BEGIN Data supplied

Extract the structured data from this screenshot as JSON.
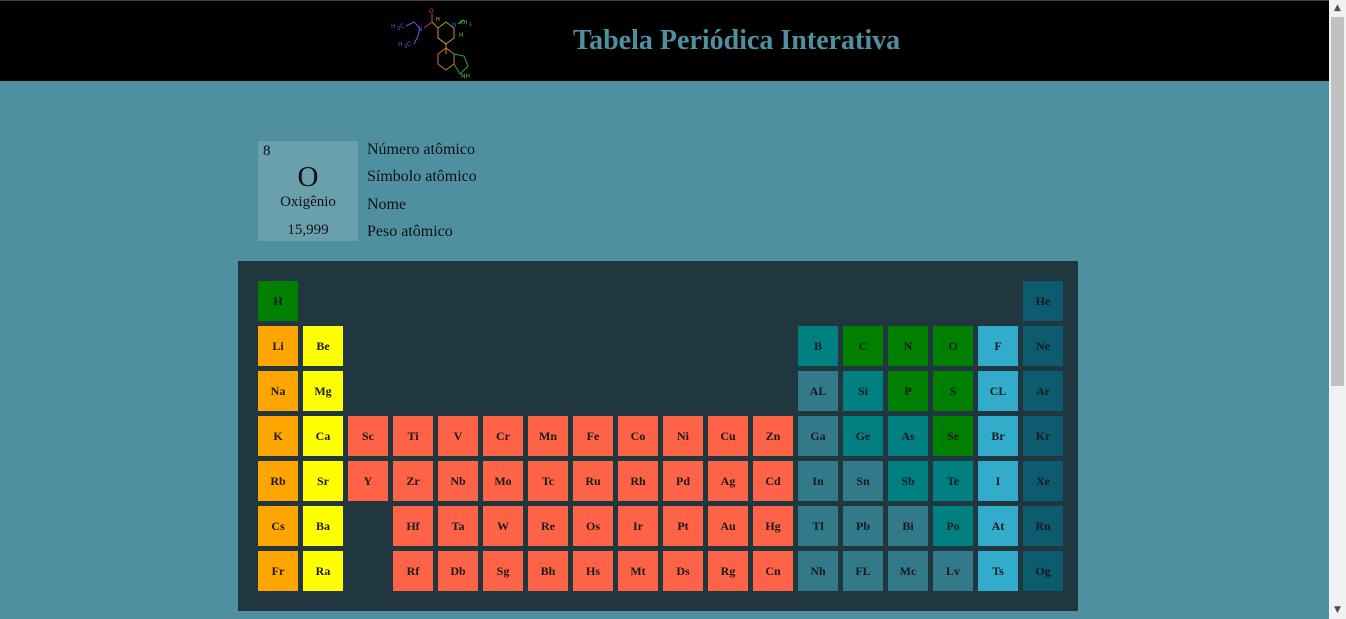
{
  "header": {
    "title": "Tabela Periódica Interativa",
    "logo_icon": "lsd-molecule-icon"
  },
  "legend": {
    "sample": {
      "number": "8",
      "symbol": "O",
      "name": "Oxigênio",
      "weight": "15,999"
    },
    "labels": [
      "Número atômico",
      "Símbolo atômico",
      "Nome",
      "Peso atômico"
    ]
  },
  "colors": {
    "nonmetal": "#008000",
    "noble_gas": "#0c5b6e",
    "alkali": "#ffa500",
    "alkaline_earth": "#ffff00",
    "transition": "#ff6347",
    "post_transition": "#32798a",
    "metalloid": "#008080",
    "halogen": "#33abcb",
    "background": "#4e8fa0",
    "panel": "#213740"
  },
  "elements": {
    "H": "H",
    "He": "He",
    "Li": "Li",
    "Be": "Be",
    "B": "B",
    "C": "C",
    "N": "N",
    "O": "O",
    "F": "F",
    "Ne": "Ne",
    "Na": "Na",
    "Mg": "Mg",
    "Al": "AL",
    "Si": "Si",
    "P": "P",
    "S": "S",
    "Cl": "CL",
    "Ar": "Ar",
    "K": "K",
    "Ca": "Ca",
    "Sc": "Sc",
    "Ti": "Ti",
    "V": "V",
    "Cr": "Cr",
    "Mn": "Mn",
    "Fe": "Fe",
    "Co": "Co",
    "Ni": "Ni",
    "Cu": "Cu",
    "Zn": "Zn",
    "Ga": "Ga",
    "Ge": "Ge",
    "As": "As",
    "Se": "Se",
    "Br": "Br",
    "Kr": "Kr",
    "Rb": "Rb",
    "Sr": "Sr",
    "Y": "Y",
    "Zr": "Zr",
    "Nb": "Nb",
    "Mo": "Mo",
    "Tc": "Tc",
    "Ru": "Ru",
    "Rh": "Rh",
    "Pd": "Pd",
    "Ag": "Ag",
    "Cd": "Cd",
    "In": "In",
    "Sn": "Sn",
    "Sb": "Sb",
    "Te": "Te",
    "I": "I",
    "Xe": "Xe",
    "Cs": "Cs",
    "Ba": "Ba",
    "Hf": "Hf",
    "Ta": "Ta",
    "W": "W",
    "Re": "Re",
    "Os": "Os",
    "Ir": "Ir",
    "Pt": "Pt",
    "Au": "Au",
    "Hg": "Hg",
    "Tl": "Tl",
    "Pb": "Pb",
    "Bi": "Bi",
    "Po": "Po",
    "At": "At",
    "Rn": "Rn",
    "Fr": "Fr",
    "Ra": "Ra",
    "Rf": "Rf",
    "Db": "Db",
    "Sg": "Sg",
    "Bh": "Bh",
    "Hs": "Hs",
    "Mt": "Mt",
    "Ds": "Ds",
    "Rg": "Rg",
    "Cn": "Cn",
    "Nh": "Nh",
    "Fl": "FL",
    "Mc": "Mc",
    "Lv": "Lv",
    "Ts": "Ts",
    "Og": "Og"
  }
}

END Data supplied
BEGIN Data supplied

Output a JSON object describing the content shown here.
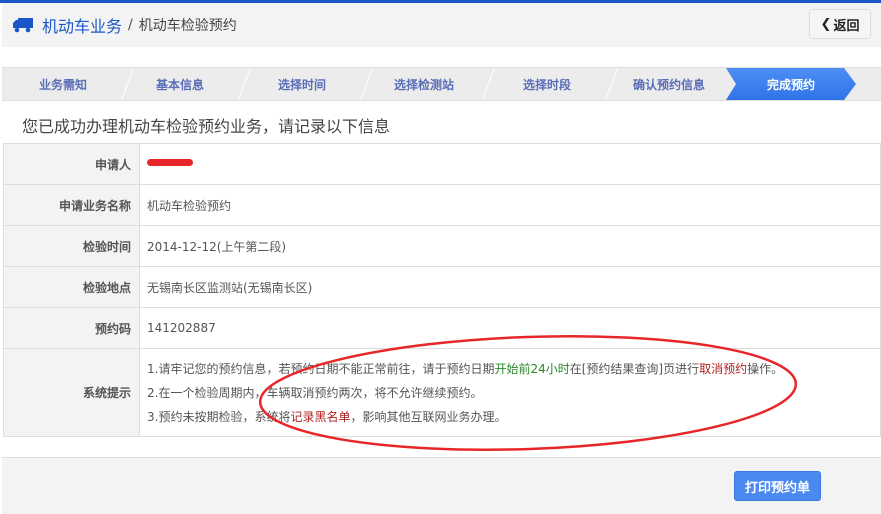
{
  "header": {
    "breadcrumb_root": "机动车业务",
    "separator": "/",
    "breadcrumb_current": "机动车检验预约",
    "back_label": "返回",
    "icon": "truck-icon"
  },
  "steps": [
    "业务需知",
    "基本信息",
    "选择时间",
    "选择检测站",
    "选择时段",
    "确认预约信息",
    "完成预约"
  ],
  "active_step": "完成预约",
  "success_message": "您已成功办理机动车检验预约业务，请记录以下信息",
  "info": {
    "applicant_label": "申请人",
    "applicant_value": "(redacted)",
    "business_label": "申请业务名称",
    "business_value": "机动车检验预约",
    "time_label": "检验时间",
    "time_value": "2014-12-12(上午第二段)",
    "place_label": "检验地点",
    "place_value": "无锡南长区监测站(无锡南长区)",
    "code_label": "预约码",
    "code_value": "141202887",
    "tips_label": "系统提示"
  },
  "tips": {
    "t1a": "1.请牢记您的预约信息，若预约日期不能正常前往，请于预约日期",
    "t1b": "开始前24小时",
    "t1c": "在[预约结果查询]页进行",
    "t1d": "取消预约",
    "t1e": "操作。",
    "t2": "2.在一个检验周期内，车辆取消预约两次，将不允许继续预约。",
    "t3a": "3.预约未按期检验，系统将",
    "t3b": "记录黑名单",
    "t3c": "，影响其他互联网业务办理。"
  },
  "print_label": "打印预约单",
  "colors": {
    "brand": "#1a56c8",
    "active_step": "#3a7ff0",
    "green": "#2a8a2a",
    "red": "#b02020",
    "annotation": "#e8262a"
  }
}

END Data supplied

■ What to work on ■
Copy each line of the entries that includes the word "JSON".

■ Result of the exercise ■
Extract the structured data from this screenshot as JSON.
Output a JSON object describing the content shown here.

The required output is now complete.